## Assignment
Restate the whole of the data verbatim, omitting nothing.

Dataset rows describing interfaces:
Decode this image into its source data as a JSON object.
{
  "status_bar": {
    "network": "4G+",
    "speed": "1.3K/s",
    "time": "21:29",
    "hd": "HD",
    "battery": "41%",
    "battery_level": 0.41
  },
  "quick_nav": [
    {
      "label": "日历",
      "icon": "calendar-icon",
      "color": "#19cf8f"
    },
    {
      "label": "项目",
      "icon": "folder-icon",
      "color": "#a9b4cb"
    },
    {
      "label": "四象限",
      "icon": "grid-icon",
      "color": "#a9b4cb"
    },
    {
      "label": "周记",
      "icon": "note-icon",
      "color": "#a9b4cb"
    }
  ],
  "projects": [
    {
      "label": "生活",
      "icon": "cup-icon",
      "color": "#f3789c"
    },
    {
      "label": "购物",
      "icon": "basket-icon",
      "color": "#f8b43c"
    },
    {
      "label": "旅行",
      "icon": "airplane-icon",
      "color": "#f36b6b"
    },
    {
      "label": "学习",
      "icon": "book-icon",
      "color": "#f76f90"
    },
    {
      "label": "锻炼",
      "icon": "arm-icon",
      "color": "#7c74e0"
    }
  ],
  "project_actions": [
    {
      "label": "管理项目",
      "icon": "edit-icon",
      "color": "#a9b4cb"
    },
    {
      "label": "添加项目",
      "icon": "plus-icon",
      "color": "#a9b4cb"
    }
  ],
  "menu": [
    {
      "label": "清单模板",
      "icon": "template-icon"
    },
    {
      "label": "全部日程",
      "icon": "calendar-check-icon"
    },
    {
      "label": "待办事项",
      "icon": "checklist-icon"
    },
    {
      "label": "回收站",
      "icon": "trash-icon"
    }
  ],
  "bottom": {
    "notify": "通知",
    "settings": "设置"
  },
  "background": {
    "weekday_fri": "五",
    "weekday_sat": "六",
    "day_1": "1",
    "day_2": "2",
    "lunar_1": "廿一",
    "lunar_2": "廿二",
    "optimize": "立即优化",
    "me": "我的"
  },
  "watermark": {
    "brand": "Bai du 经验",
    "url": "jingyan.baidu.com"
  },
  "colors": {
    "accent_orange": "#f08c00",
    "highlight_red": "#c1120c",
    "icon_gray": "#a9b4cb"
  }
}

## Output below
Decode this image into its source data as a JSON object.
{
  "status_bar": {
    "network": "4G+",
    "speed": "1.3K/s",
    "time": "21:29",
    "hd": "HD",
    "battery": "41%",
    "battery_level": 0.41
  },
  "quick_nav": [
    {
      "label": "日历",
      "icon": "calendar-icon",
      "color": "#19cf8f"
    },
    {
      "label": "项目",
      "icon": "folder-icon",
      "color": "#a9b4cb"
    },
    {
      "label": "四象限",
      "icon": "grid-icon",
      "color": "#a9b4cb"
    },
    {
      "label": "周记",
      "icon": "note-icon",
      "color": "#a9b4cb"
    }
  ],
  "projects": [
    {
      "label": "生活",
      "icon": "cup-icon",
      "color": "#f3789c"
    },
    {
      "label": "购物",
      "icon": "basket-icon",
      "color": "#f8b43c"
    },
    {
      "label": "旅行",
      "icon": "airplane-icon",
      "color": "#f36b6b"
    },
    {
      "label": "学习",
      "icon": "book-icon",
      "color": "#f76f90"
    },
    {
      "label": "锻炼",
      "icon": "arm-icon",
      "color": "#7c74e0"
    }
  ],
  "project_actions": [
    {
      "label": "管理项目",
      "icon": "edit-icon",
      "color": "#a9b4cb"
    },
    {
      "label": "添加项目",
      "icon": "plus-icon",
      "color": "#a9b4cb"
    }
  ],
  "menu": [
    {
      "label": "清单模板",
      "icon": "template-icon"
    },
    {
      "label": "全部日程",
      "icon": "calendar-check-icon"
    },
    {
      "label": "待办事项",
      "icon": "checklist-icon"
    },
    {
      "label": "回收站",
      "icon": "trash-icon"
    }
  ],
  "bottom": {
    "notify": "通知",
    "settings": "设置"
  },
  "background": {
    "weekday_fri": "五",
    "weekday_sat": "六",
    "day_1": "1",
    "day_2": "2",
    "lunar_1": "廿一",
    "lunar_2": "廿二",
    "optimize": "立即优化",
    "me": "我的"
  },
  "watermark": {
    "brand": "Bai du 经验",
    "url": "jingyan.baidu.com"
  },
  "colors": {
    "accent_orange": "#f08c00",
    "highlight_red": "#c1120c",
    "icon_gray": "#a9b4cb"
  }
}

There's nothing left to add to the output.